Adopting the Serverless Framework as our infrastructure modeling and standardization tool enables quick spring-ups of environments. Further, the vendor-agnostic nature of the framework leaves room for any migration toward a cloud-agnostic, client-requested offering down the road. Using the Serverless Framework, we could support this offering while maintaining the same variables for mushroomed fabric platform instances.
In addition to these benefits, we found getting started with the Serverless Framework incredibly easy, even for a robust platform of applications and APIs like ours. If you want to try it yourself, just launch your terminal and install the node package manager. After that, a simple serverless command sets your environment up for configuration and management through the framework’s CLI. A serverless.yml file is then created, which is where it all started for us in 2017!
Below is what a typical serverless.yml file configuration looks like using the Serverless Framework. The scripting language used is proprietary serverless.js, specific for a node.js app running on a MongoDB data store layer. This setup is similar to our own.
The provider section of the config file allows for the full exploration of cloud services providers. However, we continue to use AWS as our go-to provider as we’ve found that other providers cause capacity bottlenecks as we continue supporting more of the world’s largest retailers and brands. After AWS is selected, each function across the implementation is associated with a handler and specific API gateways.
Using this template has dramatically improved the accuracy and speed of infrastructure configurations as we scale with serverless.
As good as the story sounds so far, we have experienced our fair share of challenges with serverless and continue to experiment with ways to maintain business efficiencies while improving capacity and performance.
While our current setup has enough capacity to support existing customers, there's always concern about having enough serverless infrastructure to support more, larger customers—especially during holiday shopping bursts. To get ahead of this, we are experimenting with augmenting Lambda with Amazon EKS using serverless containers with AWS Fargate.

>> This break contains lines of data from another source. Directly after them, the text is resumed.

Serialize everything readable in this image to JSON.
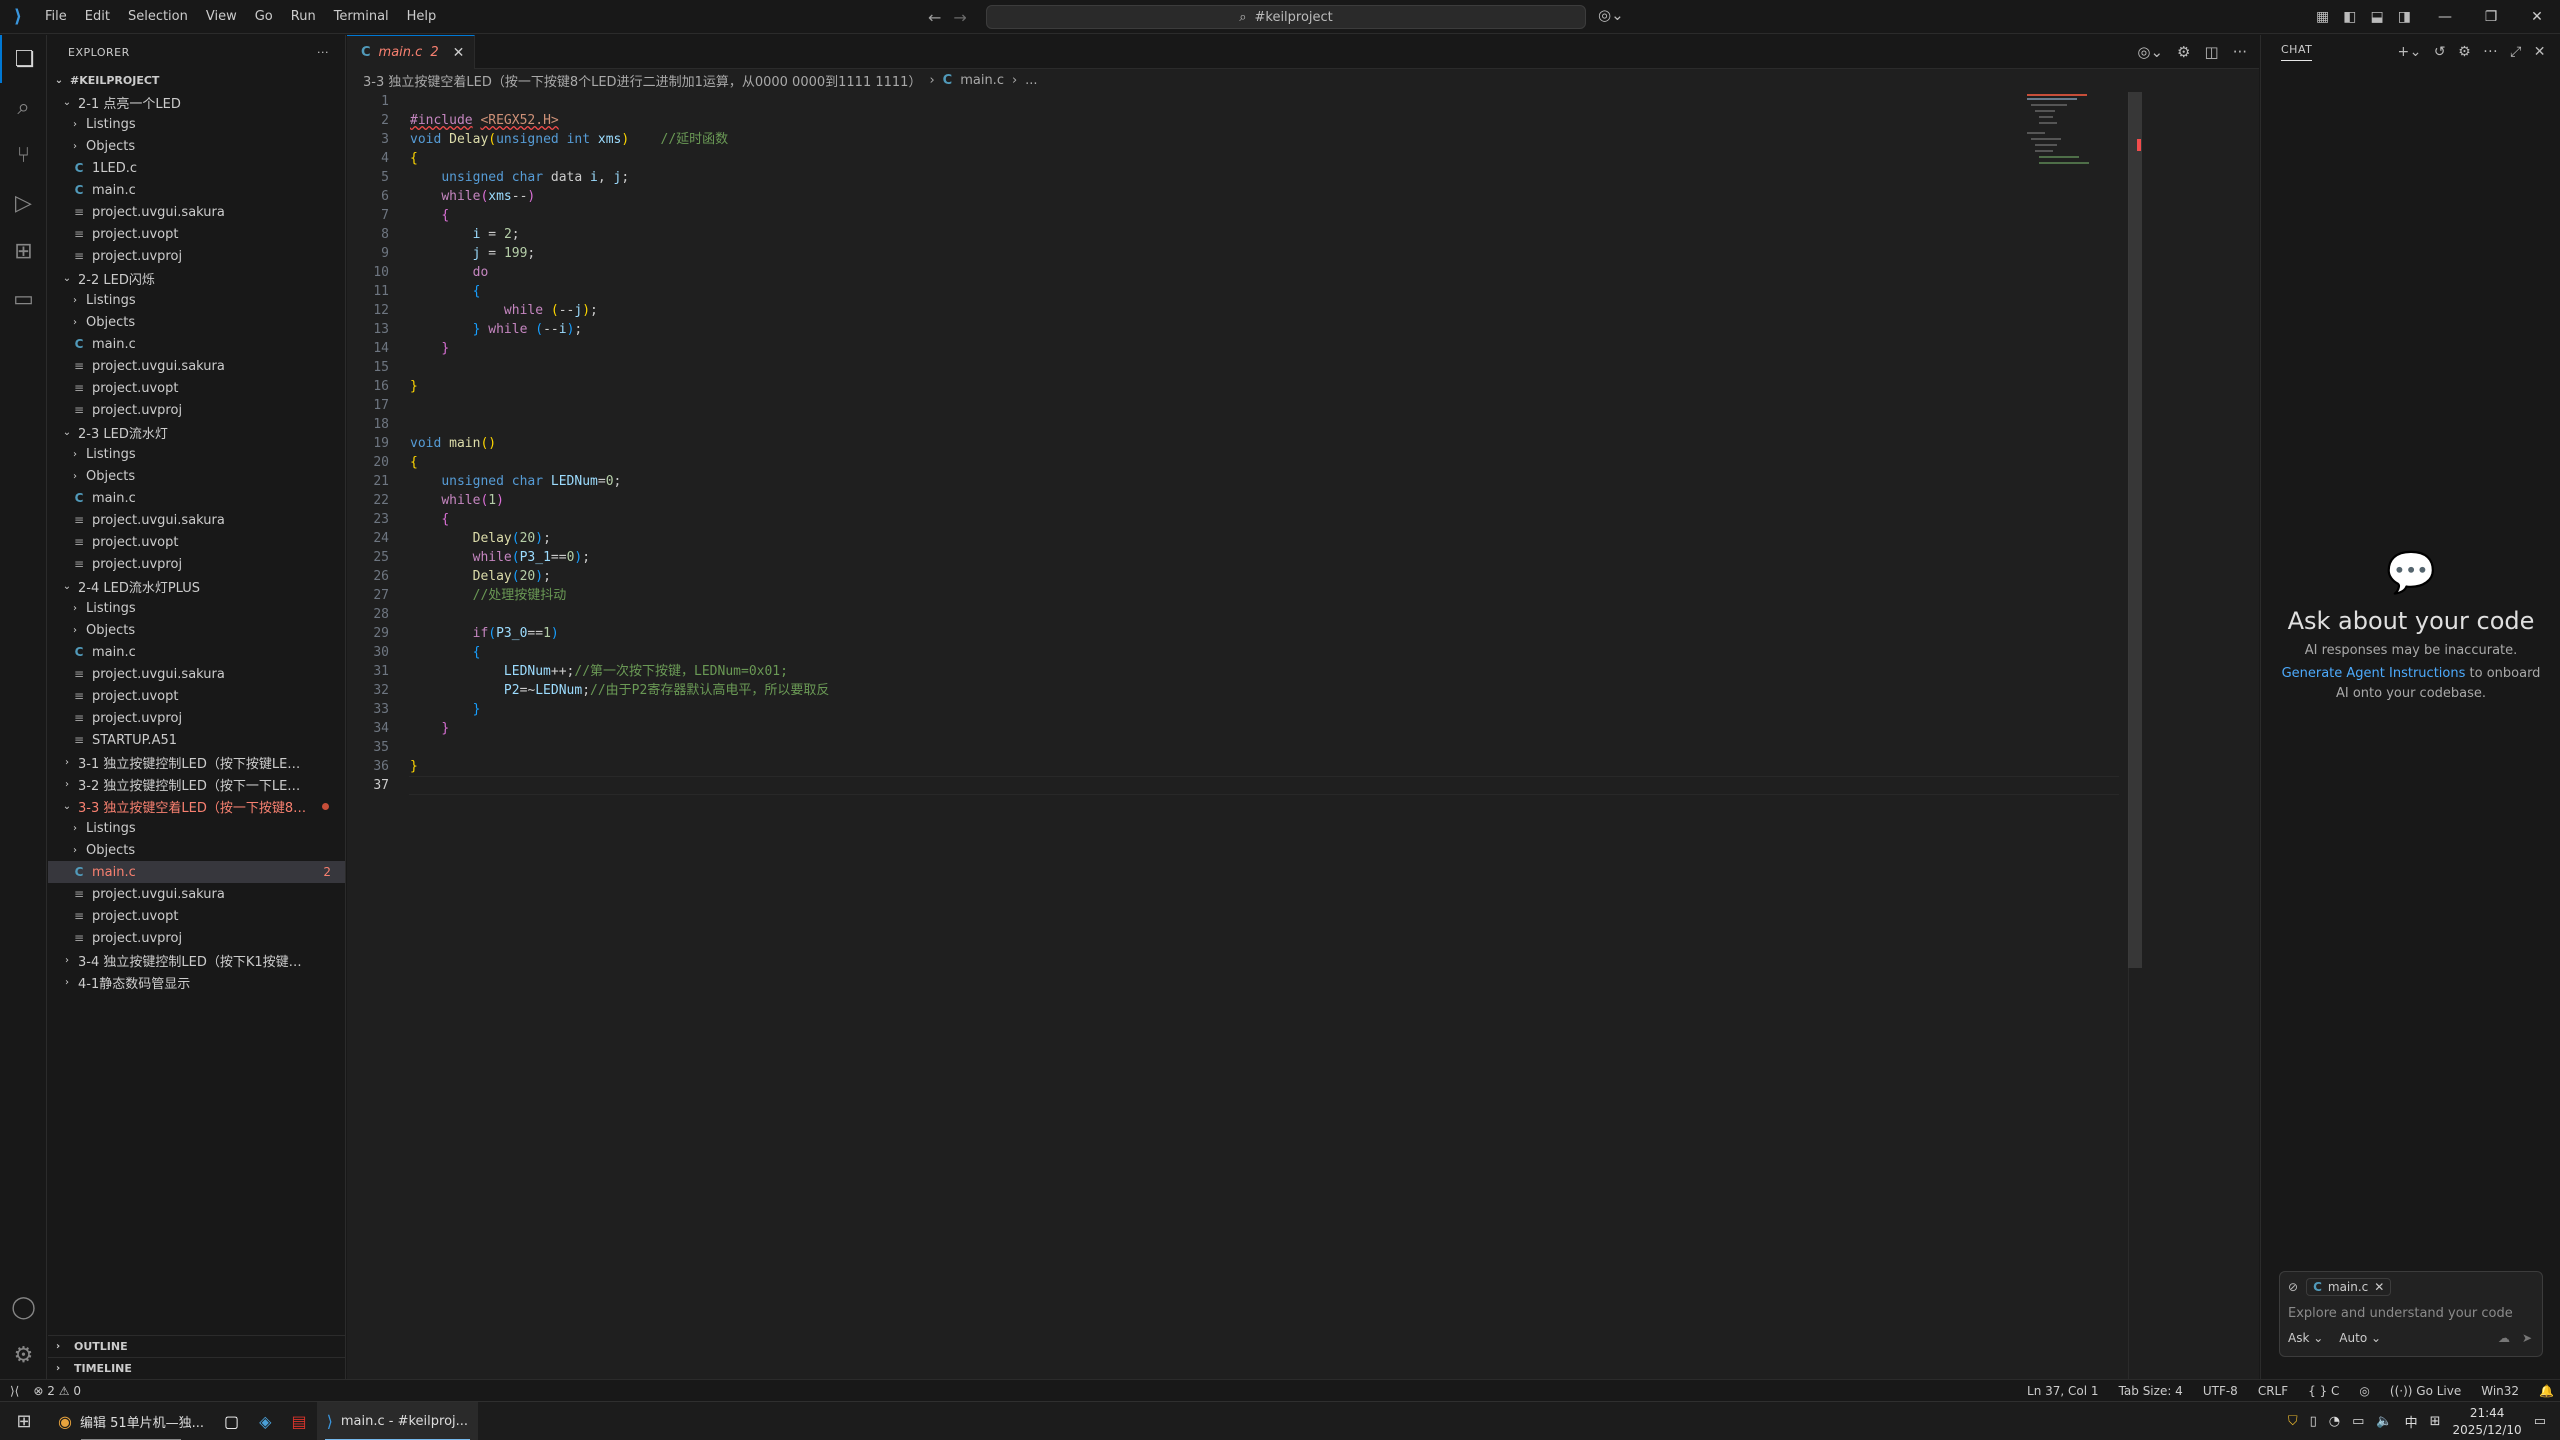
{
  "titlebar": {
    "menu": [
      "File",
      "Edit",
      "Selection",
      "View",
      "Go",
      "Run",
      "Terminal",
      "Help"
    ],
    "search_text": "#keilproject"
  },
  "sidebar": {
    "header": "EXPLORER",
    "root": "#KEILPROJECT",
    "tree": [
      {
        "label": "2-1 点亮一个LED",
        "depth": 1,
        "type": "folder-open"
      },
      {
        "label": "Listings",
        "depth": 2,
        "type": "folder"
      },
      {
        "label": "Objects",
        "depth": 2,
        "type": "folder"
      },
      {
        "label": "1LED.c",
        "depth": 2,
        "type": "c"
      },
      {
        "label": "main.c",
        "depth": 2,
        "type": "c"
      },
      {
        "label": "project.uvgui.sakura",
        "depth": 2,
        "type": "file"
      },
      {
        "label": "project.uvopt",
        "depth": 2,
        "type": "file"
      },
      {
        "label": "project.uvproj",
        "depth": 2,
        "type": "file"
      },
      {
        "label": "2-2 LED闪烁",
        "depth": 1,
        "type": "folder-open"
      },
      {
        "label": "Listings",
        "depth": 2,
        "type": "folder"
      },
      {
        "label": "Objects",
        "depth": 2,
        "type": "folder"
      },
      {
        "label": "main.c",
        "depth": 2,
        "type": "c"
      },
      {
        "label": "project.uvgui.sakura",
        "depth": 2,
        "type": "file"
      },
      {
        "label": "project.uvopt",
        "depth": 2,
        "type": "file"
      },
      {
        "label": "project.uvproj",
        "depth": 2,
        "type": "file"
      },
      {
        "label": "2-3 LED流水灯",
        "depth": 1,
        "type": "folder-open"
      },
      {
        "label": "Listings",
        "depth": 2,
        "type": "folder"
      },
      {
        "label": "Objects",
        "depth": 2,
        "type": "folder"
      },
      {
        "label": "main.c",
        "depth": 2,
        "type": "c"
      },
      {
        "label": "project.uvgui.sakura",
        "depth": 2,
        "type": "file"
      },
      {
        "label": "project.uvopt",
        "depth": 2,
        "type": "file"
      },
      {
        "label": "project.uvproj",
        "depth": 2,
        "type": "file"
      },
      {
        "label": "2-4 LED流水灯PLUS",
        "depth": 1,
        "type": "folder-open"
      },
      {
        "label": "Listings",
        "depth": 2,
        "type": "folder"
      },
      {
        "label": "Objects",
        "depth": 2,
        "type": "folder"
      },
      {
        "label": "main.c",
        "depth": 2,
        "type": "c"
      },
      {
        "label": "project.uvgui.sakura",
        "depth": 2,
        "type": "file"
      },
      {
        "label": "project.uvopt",
        "depth": 2,
        "type": "file"
      },
      {
        "label": "project.uvproj",
        "depth": 2,
        "type": "file"
      },
      {
        "label": "STARTUP.A51",
        "depth": 2,
        "type": "file"
      },
      {
        "label": "3-1 独立按键控制LED（按下按键LED亮，松...",
        "depth": 1,
        "type": "folder"
      },
      {
        "label": "3-2 独立按键控制LED（按下一下LED亮，再按...",
        "depth": 1,
        "type": "folder"
      },
      {
        "label": "3-3 独立按键空着LED（按一下按键8个...",
        "depth": 1,
        "type": "folder-open",
        "error": true,
        "dot": true
      },
      {
        "label": "Listings",
        "depth": 2,
        "type": "folder"
      },
      {
        "label": "Objects",
        "depth": 2,
        "type": "folder"
      },
      {
        "label": "main.c",
        "depth": 2,
        "type": "c",
        "selected": true,
        "error": true,
        "badge": "2"
      },
      {
        "label": "project.uvgui.sakura",
        "depth": 2,
        "type": "file"
      },
      {
        "label": "project.uvopt",
        "depth": 2,
        "type": "file"
      },
      {
        "label": "project.uvproj",
        "depth": 2,
        "type": "file"
      },
      {
        "label": "3-4 独立按键控制LED（按下K1按键，LED亮...",
        "depth": 1,
        "type": "folder"
      },
      {
        "label": "4-1静态数码管显示",
        "depth": 1,
        "type": "folder"
      }
    ],
    "sections": [
      "OUTLINE",
      "TIMELINE"
    ]
  },
  "editor": {
    "tab": {
      "label": "main.c",
      "badge": "2"
    },
    "breadcrumb": {
      "folder": "3-3 独立按键空着LED（按一下按键8个LED进行二进制加1运算，从0000 0000到1111 1111）",
      "file": "main.c",
      "more": "..."
    },
    "current_line": 37
  },
  "chat": {
    "header": "CHAT",
    "heading": "Ask about your code",
    "subtext": "AI responses may be inaccurate.",
    "link": "Generate Agent Instructions",
    "link_suffix": "to onboard AI onto your codebase.",
    "context_file": "main.c",
    "placeholder": "Explore and understand your code",
    "mode": "Ask",
    "model": "Auto"
  },
  "statusbar": {
    "errors": "2",
    "warnings": "0",
    "position": "Ln 37, Col 1",
    "tab_size": "Tab Size: 4",
    "encoding": "UTF-8",
    "eol": "CRLF",
    "language": "C",
    "go_live": "Go Live",
    "platform": "Win32"
  },
  "taskbar": {
    "apps": [
      {
        "name": "chrome",
        "label": "编辑 51单片机—独..."
      },
      {
        "name": "notepad",
        "label": ""
      },
      {
        "name": "keil",
        "label": ""
      },
      {
        "name": "app-red",
        "label": ""
      },
      {
        "name": "vscode",
        "label": "main.c - #keilproj..."
      }
    ],
    "ime": "中",
    "time": "21:44",
    "date": "2025/12/10"
  }
}
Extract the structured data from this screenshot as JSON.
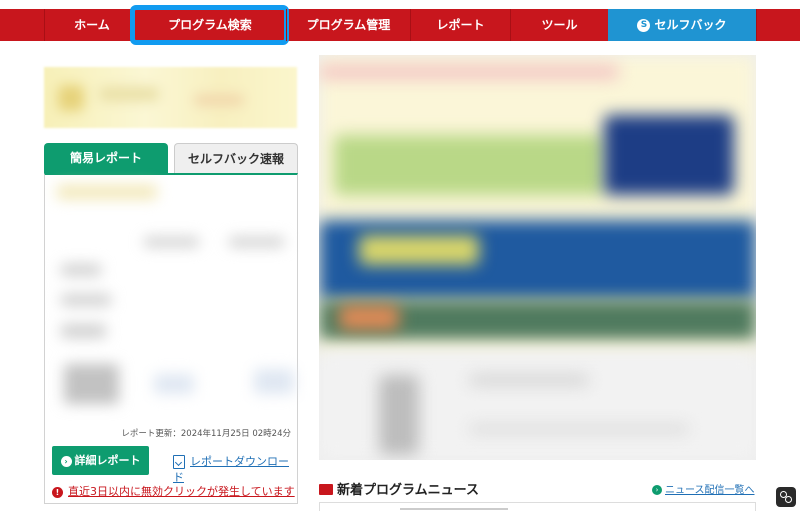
{
  "nav": {
    "home": "ホーム",
    "search": "プログラム検索",
    "manage": "プログラム管理",
    "report": "レポート",
    "tools": "ツール",
    "selfback": "セルフバック",
    "selfback_icon": "S"
  },
  "tabs": {
    "simple_report": "簡易レポート",
    "selfback_flash": "セルフバック速報"
  },
  "report": {
    "updated": "レポート更新：2024年11月25日 02時24分",
    "detail_button": "詳細レポート",
    "download_link": "レポートダウンロード",
    "warning": "直近3日以内に無効クリックが発生しています"
  },
  "news": {
    "title": "新着プログラムニュース",
    "list_link": "ニュース配信一覧へ"
  },
  "colors": {
    "nav_red": "#c8161d",
    "selfback_blue": "#1f94d2",
    "green": "#0e9c6f",
    "highlight": "#119bf0"
  }
}
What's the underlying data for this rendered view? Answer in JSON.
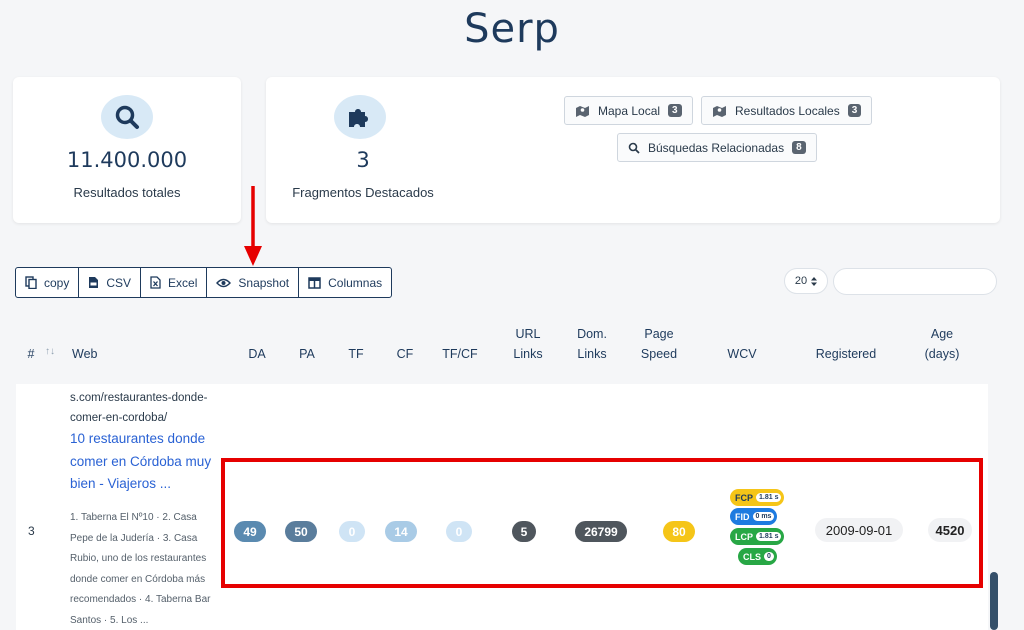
{
  "page_title": "Serp",
  "results_card": {
    "value": "11.400.000",
    "caption": "Resultados totales",
    "icon": "search-icon"
  },
  "features_card": {
    "value": "3",
    "caption": "Fragmentos Destacados",
    "icon": "puzzle-icon",
    "buttons": [
      {
        "label": "Mapa Local",
        "count": "3",
        "icon": "map-icon"
      },
      {
        "label": "Resultados Locales",
        "count": "3",
        "icon": "map-icon"
      },
      {
        "label": "Búsquedas Relacionadas",
        "count": "8",
        "icon": "search-icon"
      }
    ]
  },
  "toolbar": {
    "copy": "copy",
    "csv": "CSV",
    "excel": "Excel",
    "snapshot": "Snapshot",
    "columns": "Columnas"
  },
  "page_size": {
    "value": "20"
  },
  "table": {
    "headers": {
      "num": "#",
      "web": "Web",
      "da": "DA",
      "pa": "PA",
      "tf": "TF",
      "cf": "CF",
      "tfcf": "TF/CF",
      "url_links_1": "URL",
      "url_links_2": "Links",
      "dom_links_1": "Dom.",
      "dom_links_2": "Links",
      "page_speed_1": "Page",
      "page_speed_2": "Speed",
      "wcv": "WCV",
      "registered": "Registered",
      "age_1": "Age",
      "age_2": "(days)"
    },
    "row": {
      "num": "3",
      "url": "s.com/restaurantes-donde-comer-en-cordoba/",
      "title": "10 restaurantes donde comer en Córdoba muy bien - Viajeros ...",
      "snippet": "1. Taberna El Nº10 · 2. Casa Pepe de la Judería · 3. Casa Rubio, uno de los restaurantes donde comer en Córdoba más recomendados · 4. Taberna Bar Santos · 5. Los ...",
      "da": "49",
      "pa": "50",
      "tf": "0",
      "cf": "14",
      "tfcf": "0",
      "url_links": "5",
      "dom_links": "26799",
      "page_speed": "80",
      "wcv": {
        "fcp": {
          "label": "FCP",
          "value": "1.81 s"
        },
        "fid": {
          "label": "FID",
          "value": "0 ms"
        },
        "lcp": {
          "label": "LCP",
          "value": "1.81 s"
        },
        "cls": {
          "label": "CLS",
          "value": "0"
        }
      },
      "registered": "2009-09-01",
      "age": "4520"
    }
  },
  "colors": {
    "accent": "#1e3a5c",
    "highlight": "#e60000",
    "badge_da": "#5a8ab0",
    "badge_pa": "#5a7d9c",
    "badge_zero": "#cfe4f5",
    "badge_cf": "#a9cbe6",
    "badge_dark": "#4f565d",
    "badge_speed": "#f5c518",
    "wcv_fcp": "#f5c518",
    "wcv_fid": "#1e7be0",
    "wcv_good": "#28a745"
  }
}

Cloud-agnostic support is an option we are exploring as well. But before allowing customers to dictate their cloud provider, we need to better understand capacity with GCP and Azure. With customers calling the shots for infrastructure, capacity issues could also arise with AWS. For instance, if a customer selects an AWS region of deployment outside USA East and West, burst concurrency diminishes.
What makes serverless efficient for your business can cause inefficiencies with application performance, particularly when using Lambda functions. These inefficiencies occur during the cold start duration when Lambda is downloading your code and starting a new execution environment.
To reduce inefficiencies, we have tested and implemented several performance optimizations. One workaround we use for avoiding cold starts is periodic warmup events that counteract environment timeouts. We are also exploring Lambda@Edge (Lambda + Amazon Cloudfront) to offset any latency caused by Lambda. However, while doing this, we are trying not to defeat the cost-benefit variable for which Lambda was chosen in the first place.
Stick with Serverless?
Despite these challenges, we remain loyal to serverless infrastructure and putting product development ahead of server management. As one of the fastest-growing tech startups in e-commerce this year, serverless has served us well in supporting new customers while enabling fast iterations of new commerce services like Subscriptions and Loyalty Management.
While AWS Lambda is not yet perfect, we have noticed that, as fabric grows, so too does Lambda in terms of capacity. This gives us breathing room to test iterations of Lambda and other serverless offerings from AWS while continuing conversations and experimentation around matching the right architecture with the right infrastructure.